Home inspectors are in the business of inspecting homes. If a home inspector offers to direct you to a contractor to work on repairs, that inspector could be creating a conflict of interest. If a home inspector takes it upon himself to recommend repairs, liability issues may ensue.

Some state regulations and inspector associations allow an inspector to undertake specified repairs, but unless the inspector can present qualifications to do so, it's in your best interest to keep inspections and repairs separate. Repairs should be handled by licensed contractors that can be warrantied. Further, permits for repairs should be gotten from your local building authority, usually the city.

The Length of Your Home Inspection

Most home inspections take between two and three hours, and sometimes longer. During the inspection, the inspector will climb into the attic, crawl under the home or check out the basement, climb onto the roof, and should open every closet door in your home. They will check cabinets under sinks and the intakes of air conditioning units.

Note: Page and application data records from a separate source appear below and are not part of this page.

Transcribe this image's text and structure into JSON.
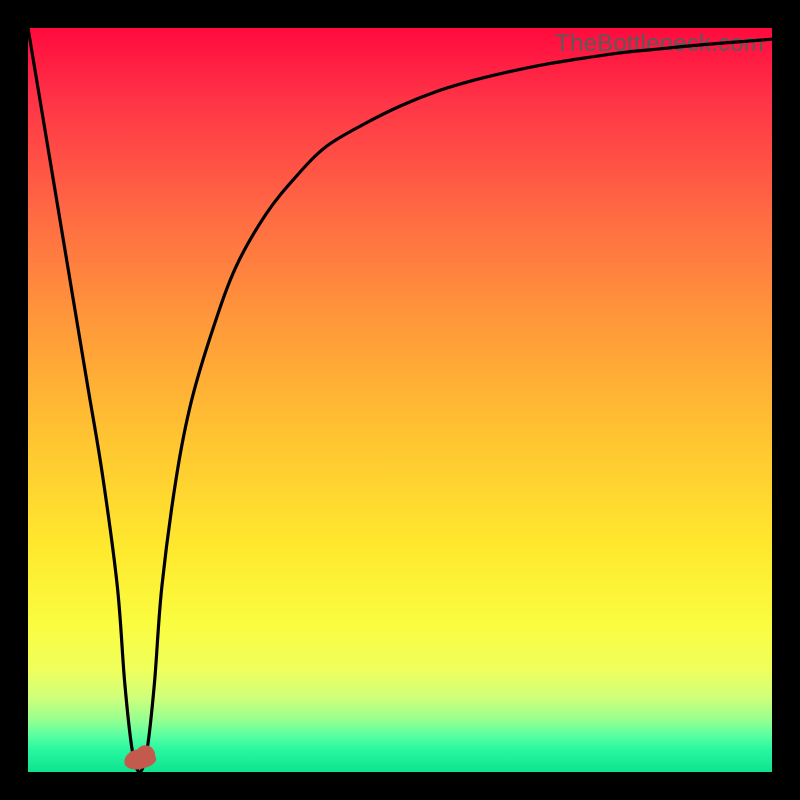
{
  "watermark": {
    "text": "TheBottleneck.com"
  },
  "chart_data": {
    "type": "line",
    "title": "",
    "xlabel": "",
    "ylabel": "",
    "xlim": [
      0,
      100
    ],
    "ylim": [
      0,
      100
    ],
    "grid": false,
    "legend": false,
    "background": "vertical gradient red→orange→yellow→green",
    "series": [
      {
        "name": "bottleneck-curve",
        "x": [
          0,
          2,
          4,
          6,
          8,
          10,
          12,
          13,
          14,
          15,
          16,
          17,
          18,
          20,
          22,
          25,
          28,
          32,
          36,
          40,
          45,
          50,
          55,
          60,
          65,
          70,
          75,
          80,
          85,
          90,
          95,
          100
        ],
        "y": [
          100,
          88,
          76,
          64,
          52,
          40,
          25,
          12,
          3,
          0,
          3,
          12,
          25,
          40,
          50,
          60,
          68,
          75,
          80,
          84,
          87,
          89.5,
          91.5,
          93,
          94.2,
          95.2,
          96,
          96.7,
          97.2,
          97.7,
          98.1,
          98.5
        ]
      }
    ],
    "marker": {
      "x": 15,
      "y": 1.5,
      "color": "#c35a4d"
    }
  }
}
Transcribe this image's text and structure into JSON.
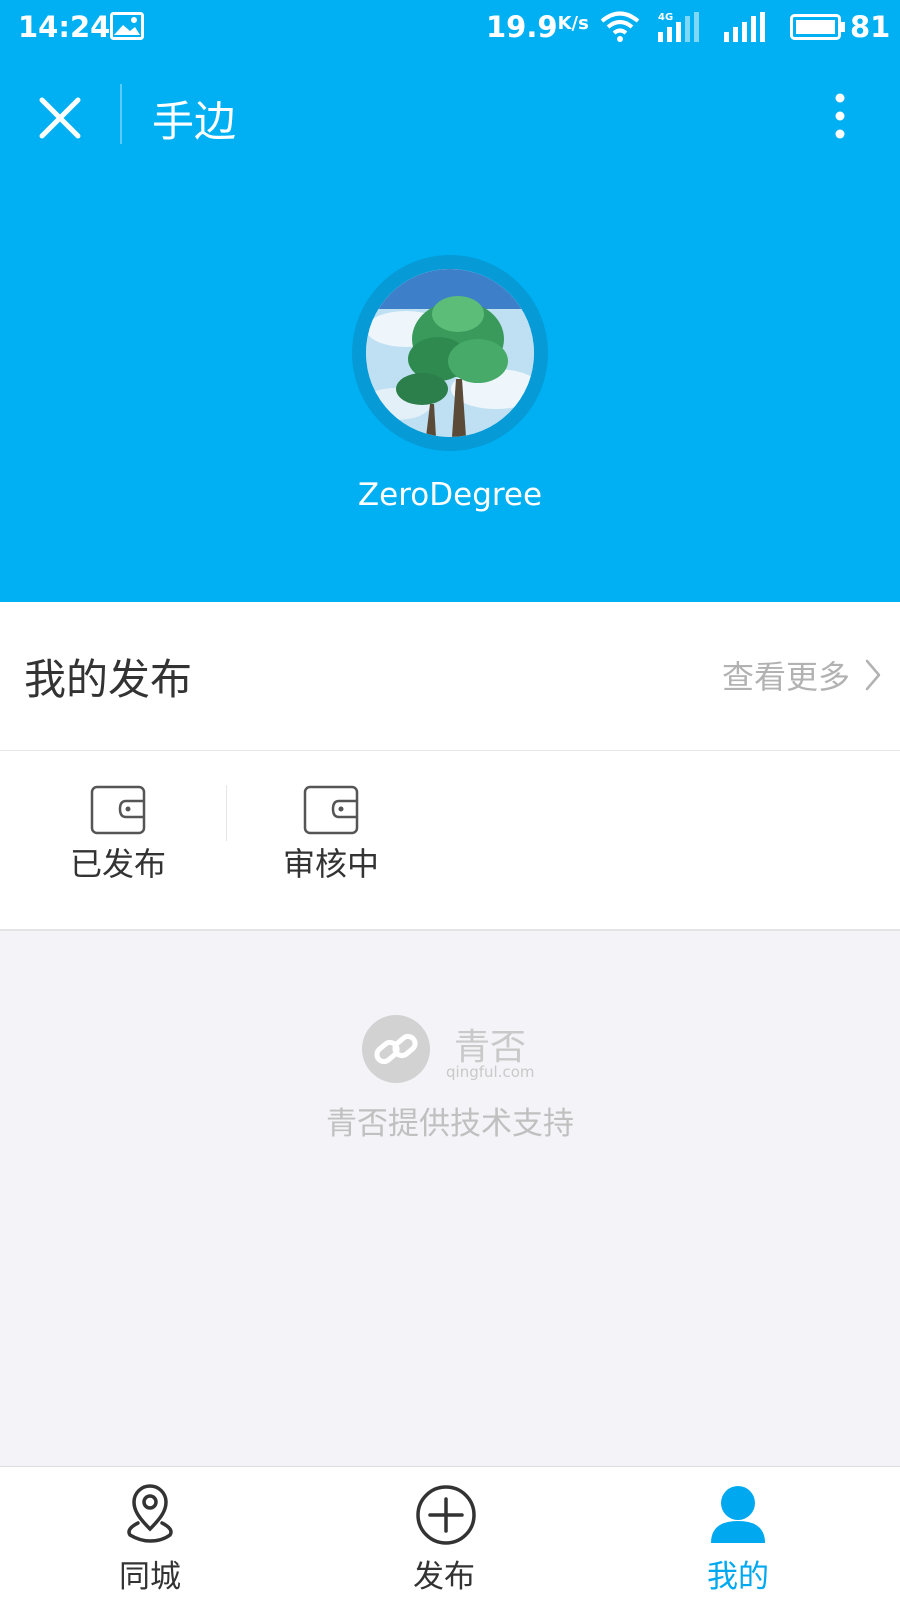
{
  "status_bar": {
    "time": "14:24",
    "speed": "19.9",
    "speed_unit": "K/s",
    "network": "4G",
    "battery": "81"
  },
  "navbar": {
    "title": "手边",
    "close_icon": "close-icon",
    "more_icon": "more-vertical-icon"
  },
  "profile": {
    "username": "ZeroDegree",
    "avatar_icon": "tree-avatar"
  },
  "my_posts": {
    "title": "我的发布",
    "see_more": "查看更多"
  },
  "tabs": [
    {
      "label": "已发布",
      "icon": "wallet-icon"
    },
    {
      "label": "审核中",
      "icon": "wallet-icon"
    }
  ],
  "powered_by": {
    "brand": "青否",
    "domain": "qingful.com",
    "text": "青否提供技术支持"
  },
  "bottom_nav": [
    {
      "label": "同城",
      "icon": "location-pin-icon",
      "active": false
    },
    {
      "label": "发布",
      "icon": "plus-circle-icon",
      "active": false
    },
    {
      "label": "我的",
      "icon": "person-icon",
      "active": true
    }
  ],
  "colors": {
    "primary": "#00b0f2",
    "active": "#00a8f0",
    "muted_text": "#b2b2b2"
  }
}
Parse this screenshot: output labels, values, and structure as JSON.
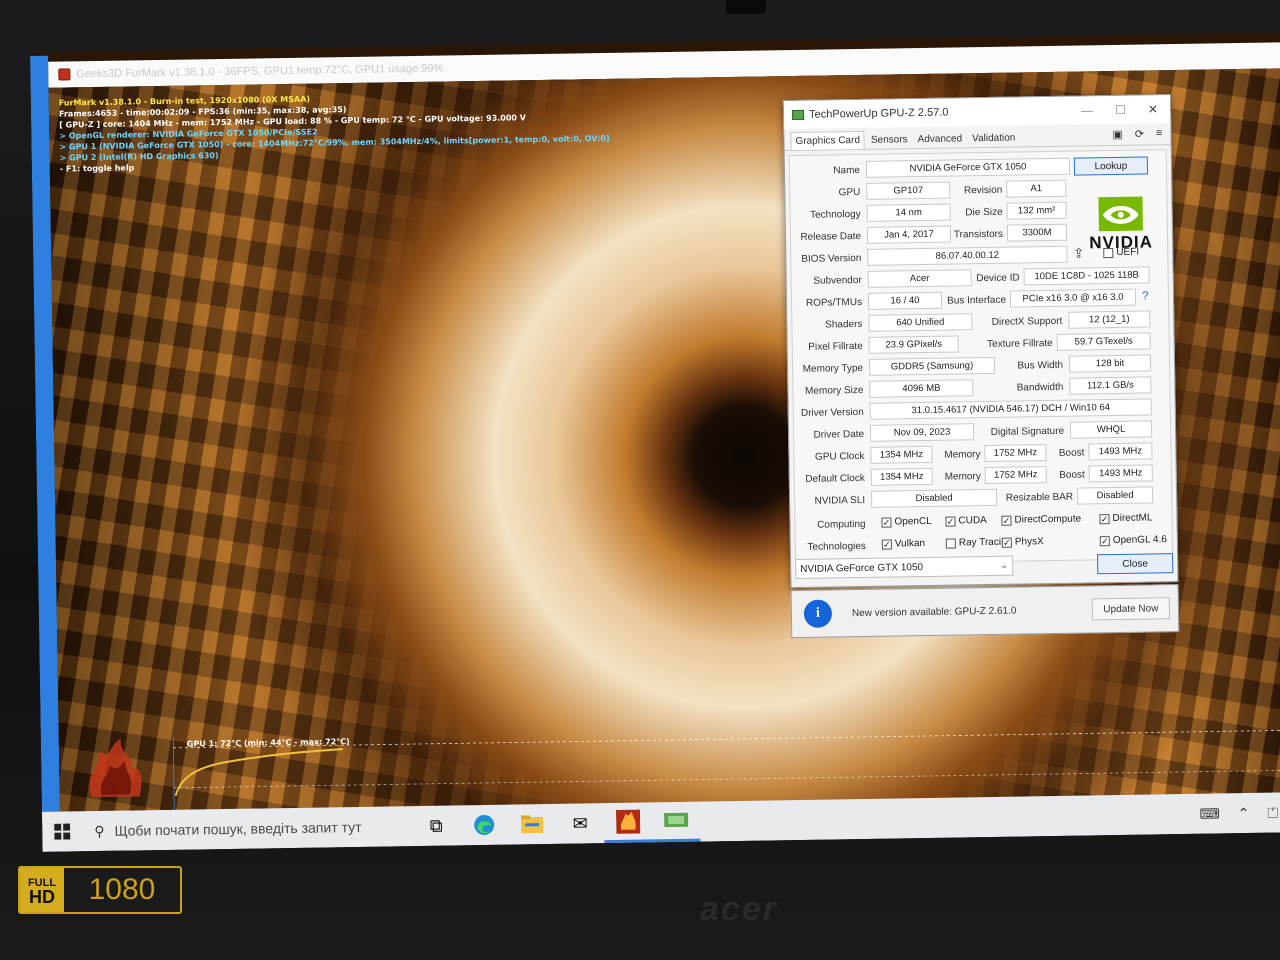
{
  "furmark": {
    "title": "Geeks3D FurMark v1.38.1.0 - 36FPS, GPU1 temp:72°C, GPU1 usage:99%",
    "overlay": [
      {
        "text": "FurMark v1.38.1.0 - Burn-in test, 1920x1080 (0X MSAA)",
        "color": "yellow"
      },
      {
        "text": "Frames:4653 - time:00:02:09 - FPS:36 (min:35, max:38, avg:35)",
        "color": "white"
      },
      {
        "text": "[ GPU-Z ] core: 1404 MHz - mem: 1752 MHz - GPU load: 88 % - GPU temp: 72 °C - GPU voltage: 93.000 V",
        "color": "white"
      },
      {
        "text": "> OpenGL renderer: NVIDIA GeForce GTX 1050/PCIe/SSE2",
        "color": "cyan"
      },
      {
        "text": "> GPU 1 (NVIDIA GeForce GTX 1050) - core: 1404MHz:72°C/99%, mem: 3504MHz/4%, limits[power:1, temp:0, volt:0, OV:0]",
        "color": "cyan"
      },
      {
        "text": "> GPU 2 (Intel(R) HD Graphics 630)",
        "color": "cyan"
      },
      {
        "text": "- F1: toggle help",
        "color": "white"
      }
    ],
    "graph_label": "GPU 1: 72°C (min: 44°C - max: 72°C)"
  },
  "gpuz": {
    "title": "TechPowerUp GPU-Z 2.57.0",
    "tabs": [
      "Graphics Card",
      "Sensors",
      "Advanced",
      "Validation"
    ],
    "labels": {
      "name": "Name",
      "gpu": "GPU",
      "revision": "Revision",
      "technology": "Technology",
      "die_size": "Die Size",
      "release_date": "Release Date",
      "transistors": "Transistors",
      "bios_version": "BIOS Version",
      "subvendor": "Subvendor",
      "device_id": "Device ID",
      "rops_tmus": "ROPs/TMUs",
      "bus_interface": "Bus Interface",
      "shaders": "Shaders",
      "directx_support": "DirectX Support",
      "pixel_fillrate": "Pixel Fillrate",
      "texture_fillrate": "Texture Fillrate",
      "memory_type": "Memory Type",
      "bus_width": "Bus Width",
      "memory_size": "Memory Size",
      "bandwidth": "Bandwidth",
      "driver_version": "Driver Version",
      "driver_date": "Driver Date",
      "digital_signature": "Digital Signature",
      "gpu_clock": "GPU Clock",
      "memory": "Memory",
      "boost": "Boost",
      "default_clock": "Default Clock",
      "nvidia_sli": "NVIDIA SLI",
      "resizable_bar": "Resizable BAR",
      "computing": "Computing",
      "technologies": "Technologies"
    },
    "values": {
      "name": "NVIDIA GeForce GTX 1050",
      "gpu": "GP107",
      "revision": "A1",
      "technology": "14 nm",
      "die_size": "132 mm²",
      "release_date": "Jan 4, 2017",
      "transistors": "3300M",
      "bios_version": "86.07.40.00.12",
      "subvendor": "Acer",
      "device_id": "10DE 1C8D - 1025 118B",
      "rops_tmus": "16 / 40",
      "bus_interface": "PCIe x16 3.0 @ x16 3.0",
      "shaders": "640 Unified",
      "directx_support": "12 (12_1)",
      "pixel_fillrate": "23.9 GPixel/s",
      "texture_fillrate": "59.7 GTexel/s",
      "memory_type": "GDDR5 (Samsung)",
      "bus_width": "128 bit",
      "memory_size": "4096 MB",
      "bandwidth": "112.1 GB/s",
      "driver_version": "31.0.15.4617 (NVIDIA 546.17) DCH / Win10 64",
      "driver_date": "Nov 09, 2023",
      "digital_signature": "WHQL",
      "gpu_clock": "1354 MHz",
      "memory_clock": "1752 MHz",
      "boost_clock": "1493 MHz",
      "default_clock": "1354 MHz",
      "default_memory": "1752 MHz",
      "default_boost": "1493 MHz",
      "nvidia_sli": "Disabled",
      "resizable_bar": "Disabled"
    },
    "lookup_label": "Lookup",
    "uefi_label": "UEFI",
    "help_glyph": "?",
    "vendor_logo": "NVIDIA",
    "computing": [
      {
        "label": "OpenCL",
        "checked": true
      },
      {
        "label": "CUDA",
        "checked": true
      },
      {
        "label": "DirectCompute",
        "checked": true
      },
      {
        "label": "DirectML",
        "checked": true
      }
    ],
    "technologies": [
      {
        "label": "Vulkan",
        "checked": true
      },
      {
        "label": "Ray Tracing",
        "checked": false
      },
      {
        "label": "PhysX",
        "checked": true
      },
      {
        "label": "OpenGL 4.6",
        "checked": true
      }
    ],
    "selected_gpu": "NVIDIA GeForce GTX 1050",
    "close_label": "Close"
  },
  "update": {
    "message": "New version available: GPU-Z 2.61.0",
    "button": "Update Now"
  },
  "taskbar": {
    "search_placeholder": "Щоби почати пошук, введіть запит тут"
  },
  "sticker": {
    "full": "FULL",
    "hd": "HD",
    "resolution": "1080"
  },
  "brand": "acer",
  "colors": {
    "furmark_sidebar": "#2f7fe0",
    "accent_blue": "#2b6fd0",
    "overlay_yellow": "#ffe94a",
    "overlay_cyan": "#6fd6ff"
  }
}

Usually, inspectors will have high-powered flashlights that they can use to search every corner of your home and will continually jot notes as they work. It is suggested that you walk with the inspector—as you would with any stranger—as they move through your home. However, you should not be required to crawl under the home or onto the roof or supply ladders or other equipment needed by the inspector. Let the inspector point out defects they see and write them on a notepad you are carrying. Use this opportunity to ask questions about minor and major action items they may see.

When judging how long it will take the inspector, you have to take into account the size of your home, the number of systems to be inspected, the number of electrical and main panels, the condition and age of the property, and many other factors. Any inspections that take less than two or three hours may fall into the category of a gloss-over inspection.

In some areas, your inspection may include testing of the air quality of the home for mold. Homes with basements will usually include radon inspections. Most home inspectors do not perform a full pest inspection but may indicate damage they see on their reports.

After the Inspection

After the inspector finishes their review they will usually take a few minutes to finalize their notes. The finalized report will usually take at least one to two days to complete. In some cases, you may receive both an electronic and a hard copy of the report.

The requirements to be licensed as a home inspector varies by state. Each state will have different standards for the systems that will be inspected during the home inspection.